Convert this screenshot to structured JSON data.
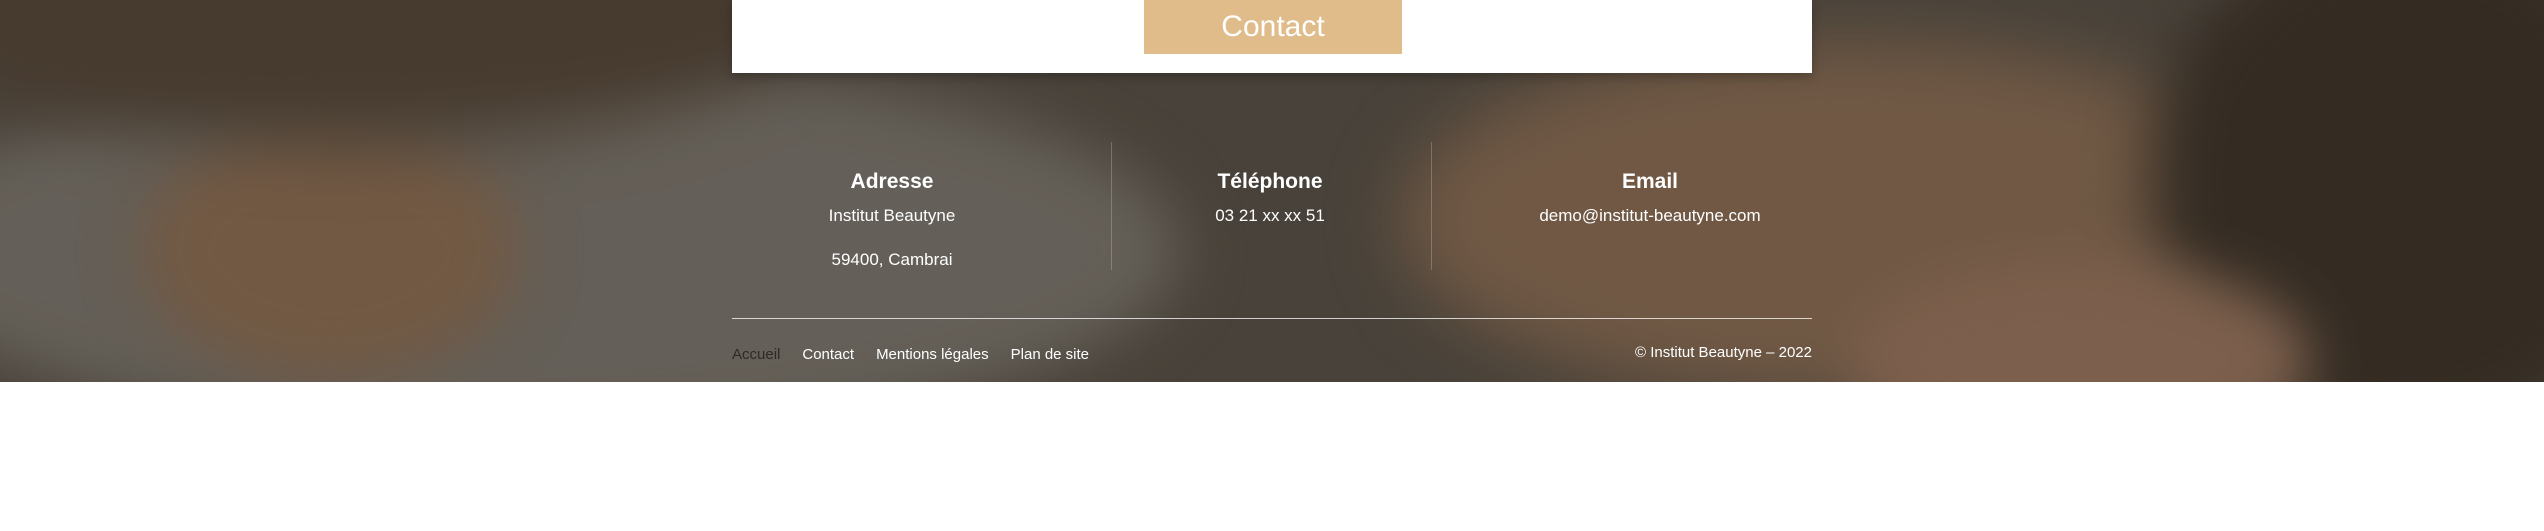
{
  "contact_button": "Contact",
  "info": {
    "address": {
      "title": "Adresse",
      "line1": "Institut Beautyne",
      "line2": "59400, Cambrai"
    },
    "phone": {
      "title": "Téléphone",
      "value": "03 21 xx xx 51"
    },
    "email": {
      "title": "Email",
      "value": "demo@institut-beautyne.com"
    }
  },
  "footer_nav": [
    "Accueil",
    "Contact",
    "Mentions légales",
    "Plan de site"
  ],
  "copyright": "© Institut Beautyne – 2022",
  "colors": {
    "accent": "#e0bc8a",
    "footer_text": "#ffffff",
    "nav_current": "#2f2a24"
  }
}
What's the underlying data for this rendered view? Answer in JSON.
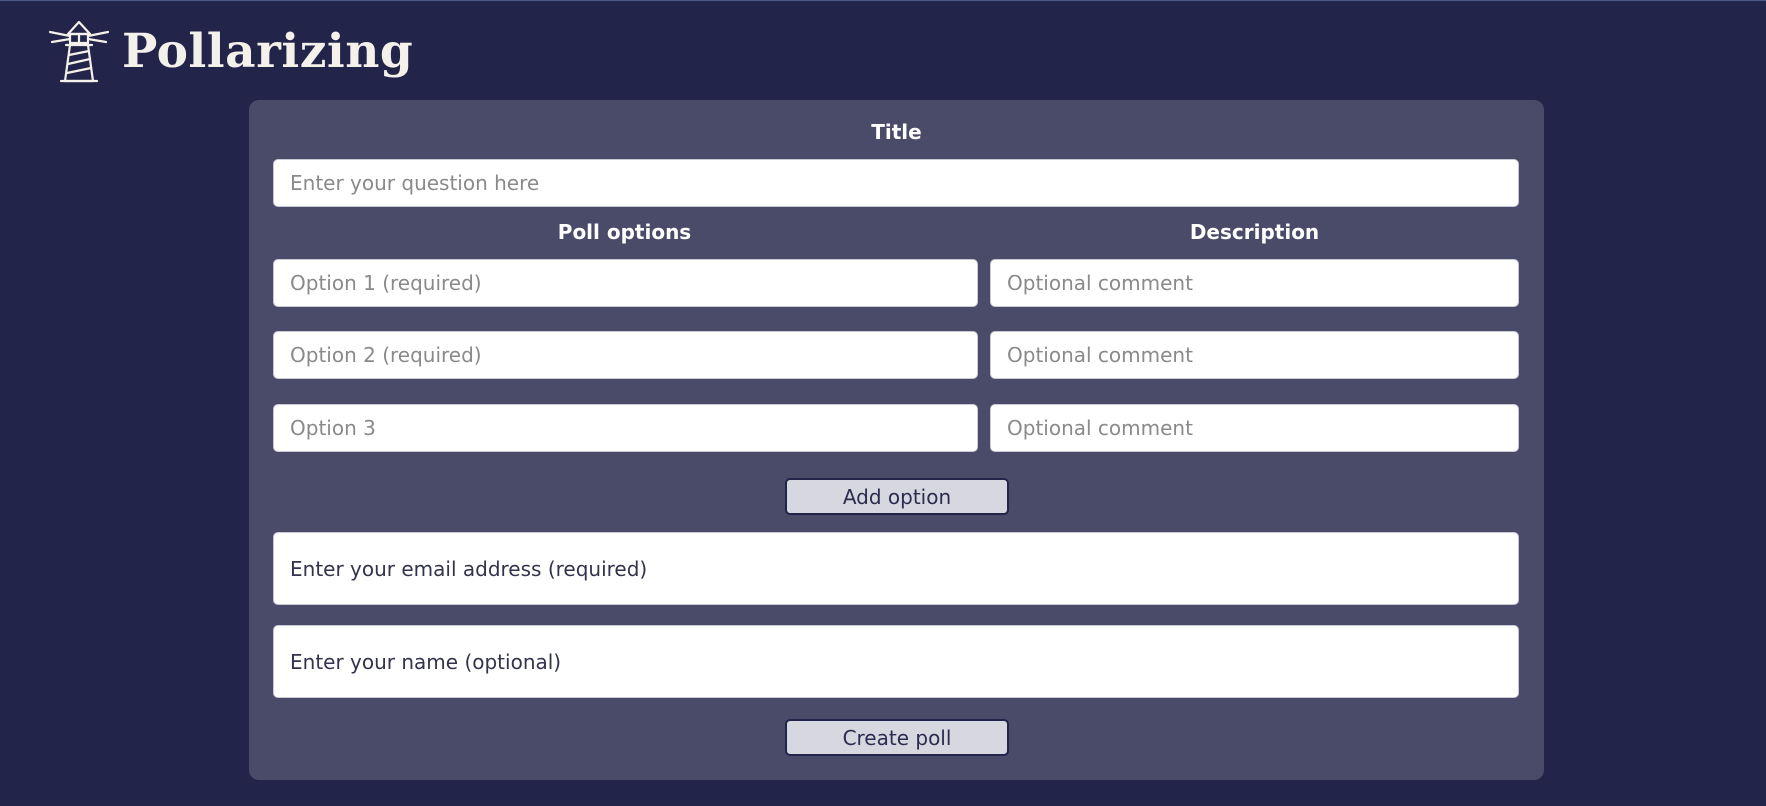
{
  "app": {
    "name": "Pollarizing",
    "logo_icon": "lighthouse-icon"
  },
  "form": {
    "title_label": "Title",
    "title_placeholder": "Enter your question here",
    "options_label": "Poll options",
    "description_label": "Description",
    "options": [
      {
        "placeholder": "Option 1 (required)",
        "comment_placeholder": "Optional comment"
      },
      {
        "placeholder": "Option 2 (required)",
        "comment_placeholder": "Optional comment"
      },
      {
        "placeholder": "Option 3",
        "comment_placeholder": "Optional comment"
      }
    ],
    "add_option_label": "Add option",
    "email_placeholder": "Enter your email address (required)",
    "name_placeholder": "Enter your name (optional)",
    "create_label": "Create poll"
  },
  "colors": {
    "background": "#23244a",
    "panel": "#4a4a69",
    "button": "#d7d7df"
  }
}
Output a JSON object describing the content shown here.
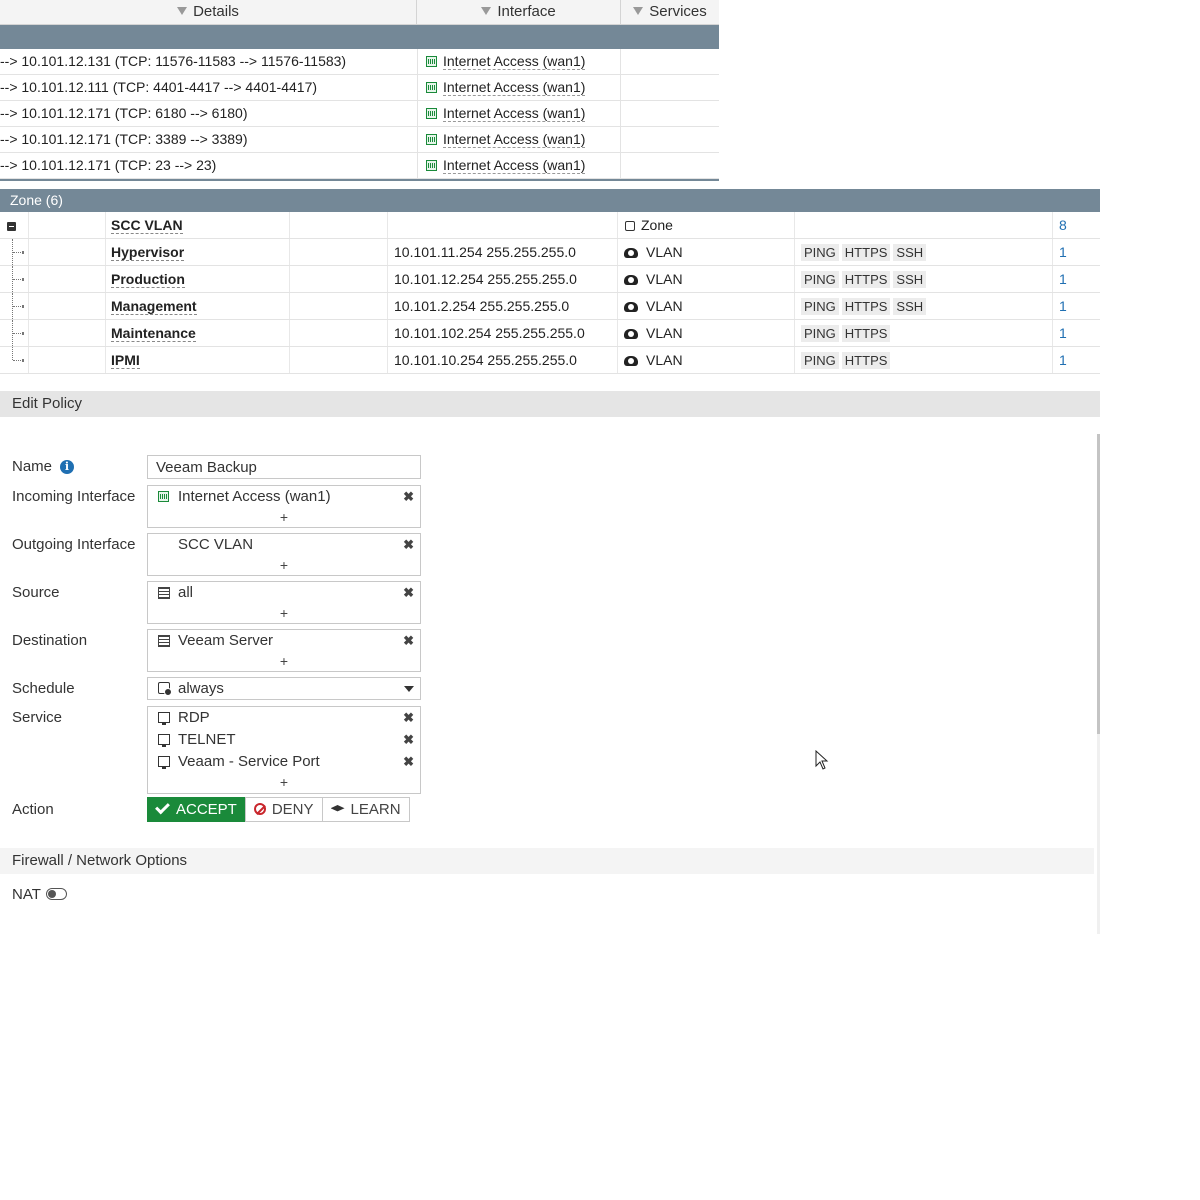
{
  "vip_table": {
    "columns": [
      "Details",
      "Interface",
      "Services"
    ],
    "rows": [
      {
        "details": "--> 10.101.12.131 (TCP: 11576-11583 --> 11576-11583)",
        "interface": "Internet Access (wan1)"
      },
      {
        "details": "--> 10.101.12.111 (TCP: 4401-4417 --> 4401-4417)",
        "interface": "Internet Access (wan1)"
      },
      {
        "details": "--> 10.101.12.171 (TCP: 6180 --> 6180)",
        "interface": "Internet Access (wan1)"
      },
      {
        "details": "--> 10.101.12.171 (TCP: 3389 --> 3389)",
        "interface": "Internet Access (wan1)"
      },
      {
        "details": "--> 10.101.12.171 (TCP: 23 --> 23)",
        "interface": "Internet Access (wan1)"
      }
    ]
  },
  "zone_table": {
    "group_label": "Zone (6)",
    "parent": {
      "name": "SCC VLAN",
      "type": "Zone",
      "ref": "8"
    },
    "children": [
      {
        "name": "Hypervisor",
        "ip": "10.101.11.254 255.255.255.0",
        "type": "VLAN",
        "access": [
          "PING",
          "HTTPS",
          "SSH"
        ],
        "ref": "1"
      },
      {
        "name": "Production",
        "ip": "10.101.12.254 255.255.255.0",
        "type": "VLAN",
        "access": [
          "PING",
          "HTTPS",
          "SSH"
        ],
        "ref": "1"
      },
      {
        "name": "Management",
        "ip": "10.101.2.254 255.255.255.0",
        "type": "VLAN",
        "access": [
          "PING",
          "HTTPS",
          "SSH"
        ],
        "ref": "1"
      },
      {
        "name": "Maintenance",
        "ip": "10.101.102.254 255.255.255.0",
        "type": "VLAN",
        "access": [
          "PING",
          "HTTPS"
        ],
        "ref": "1"
      },
      {
        "name": "IPMI",
        "ip": "10.101.10.254 255.255.255.0",
        "type": "VLAN",
        "access": [
          "PING",
          "HTTPS"
        ],
        "ref": "1"
      }
    ]
  },
  "edit_policy": {
    "title": "Edit Policy",
    "name_label": "Name",
    "name_value": "Veeam Backup",
    "incoming_label": "Incoming Interface",
    "incoming_value": "Internet Access (wan1)",
    "outgoing_label": "Outgoing Interface",
    "outgoing_value": "SCC VLAN",
    "source_label": "Source",
    "source_value": "all",
    "destination_label": "Destination",
    "destination_value": "Veeam Server",
    "schedule_label": "Schedule",
    "schedule_value": "always",
    "service_label": "Service",
    "services": [
      "RDP",
      "TELNET",
      "Veaam - Service Port"
    ],
    "add_symbol": "+",
    "remove_symbol": "✖",
    "action_label": "Action",
    "actions": {
      "accept": "ACCEPT",
      "deny": "DENY",
      "learn": "LEARN"
    },
    "selected_action": "ACCEPT"
  },
  "firewall_options": {
    "title": "Firewall / Network Options",
    "nat_label": "NAT",
    "nat_enabled": false
  },
  "colors": {
    "group_header": "#748897",
    "accept_green": "#1a8a3a",
    "deny_red": "#c9262c",
    "link_blue": "#1f6fb2"
  }
}
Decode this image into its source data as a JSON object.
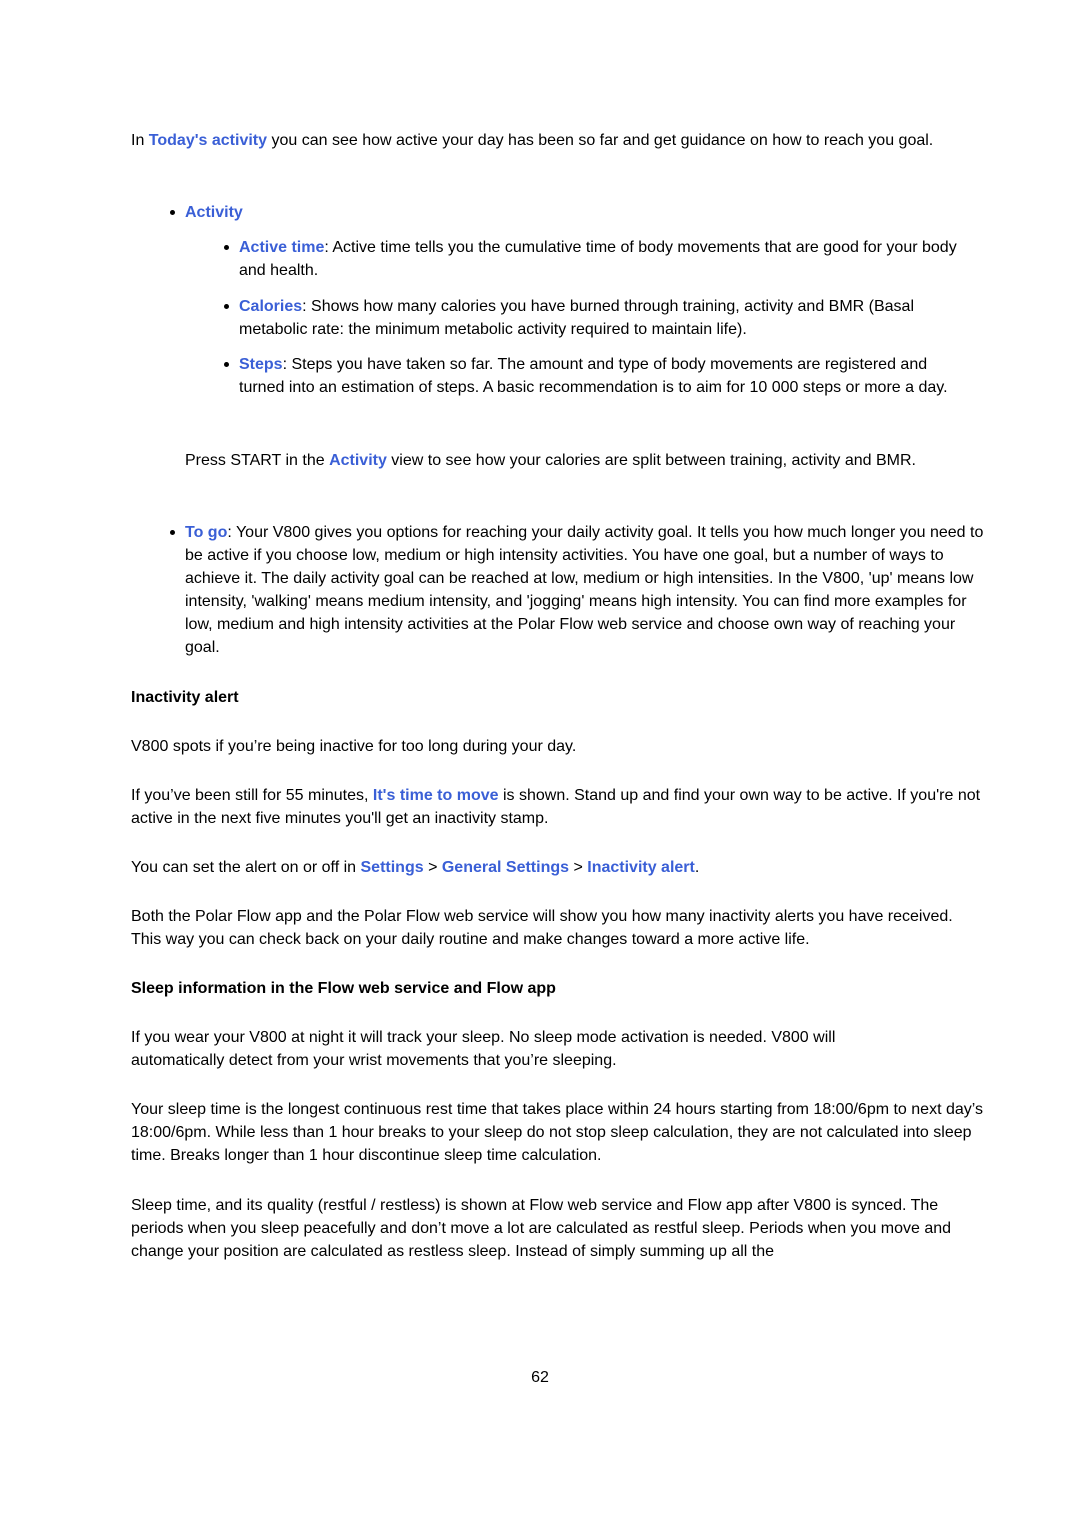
{
  "intro": {
    "pre": "In ",
    "link": "Today's activity",
    "post": " you can see how active your day has been so far and get guidance on how to reach you goal."
  },
  "activity": {
    "heading": "Activity",
    "items": [
      {
        "term": "Active time",
        "text": ": Active time tells you the cumulative time of body movements that are good for your body and health."
      },
      {
        "term": "Calories",
        "text": ": Shows how many calories you have burned through training, activity and BMR (Basal metabolic rate: the minimum metabolic activity required to maintain life)."
      },
      {
        "term": "Steps",
        "text": ": Steps you have taken so far. The amount and type of body movements are registered and turned into an estimation of steps. A basic recommendation is to aim for 10 000 steps or more a day."
      }
    ],
    "note_pre": "Press START in the ",
    "note_link": "Activity",
    "note_post": " view to see how your calories are split between training, activity and BMR."
  },
  "togo": {
    "term": "To go",
    "text": ": Your V800 gives you options for reaching your daily activity goal. It tells you how much longer you need to be active if you choose low, medium or high intensity activities. You have one goal, but a number of ways to achieve it. The daily activity goal can be reached at low, medium or high intensities. In the V800, 'up' means low intensity, 'walking' means medium intensity, and 'jogging' means high intensity. You can find more examples for low, medium and high intensity activities at the Polar Flow web service and choose own way of reaching your goal."
  },
  "inactivity": {
    "heading": "Inactivity alert",
    "p1": "V800 spots if you’re being inactive for too long during your day.",
    "p2_pre": "If you’ve been still for 55 minutes, ",
    "p2_link": "It's time to move",
    "p2_post": " is shown. Stand up and find your own way to be active. If you're not active in the next five minutes you'll get an inactivity stamp.",
    "p3_pre": "You can set the alert on or off in ",
    "p3_path": [
      "Settings",
      "General Settings",
      "Inactivity alert"
    ],
    "p3_sep": " > ",
    "p3_post": ".",
    "p4": "Both the Polar Flow app and the Polar Flow web service will show you how many inactivity alerts you have received. This way you can check back on your daily routine and make changes toward a more active life."
  },
  "sleep": {
    "heading": "Sleep information in the Flow web service and Flow app",
    "p1": "If you wear your V800 at night it will track your sleep. No sleep mode activation is needed. V800 will automatically detect from your wrist movements that you’re sleeping.",
    "p2": "Your sleep time is the longest continuous rest time that takes place within 24 hours starting from 18:00/6pm to next day’s 18:00/6pm. While less than 1 hour breaks to your sleep do not stop sleep calculation, they are not calculated into sleep time. Breaks longer than 1 hour discontinue sleep time calculation.",
    "p3": "Sleep time, and its quality (restful / restless) is shown at Flow web service and Flow app after V800 is synced. The periods when you sleep peacefully and don’t move a lot are calculated as restful sleep. Periods when you move and change your position are calculated as restless sleep. Instead of simply summing up all the"
  },
  "page_number": "62",
  "colors": {
    "link": "#3a5fd6",
    "text": "#000000"
  }
}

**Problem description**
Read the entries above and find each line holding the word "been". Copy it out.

**Your solution**
    "post": " you can see how active your day has been so far and get guidance on how to reach you goal."
    "p2_pre": "If you’ve been still for 55 minutes, ",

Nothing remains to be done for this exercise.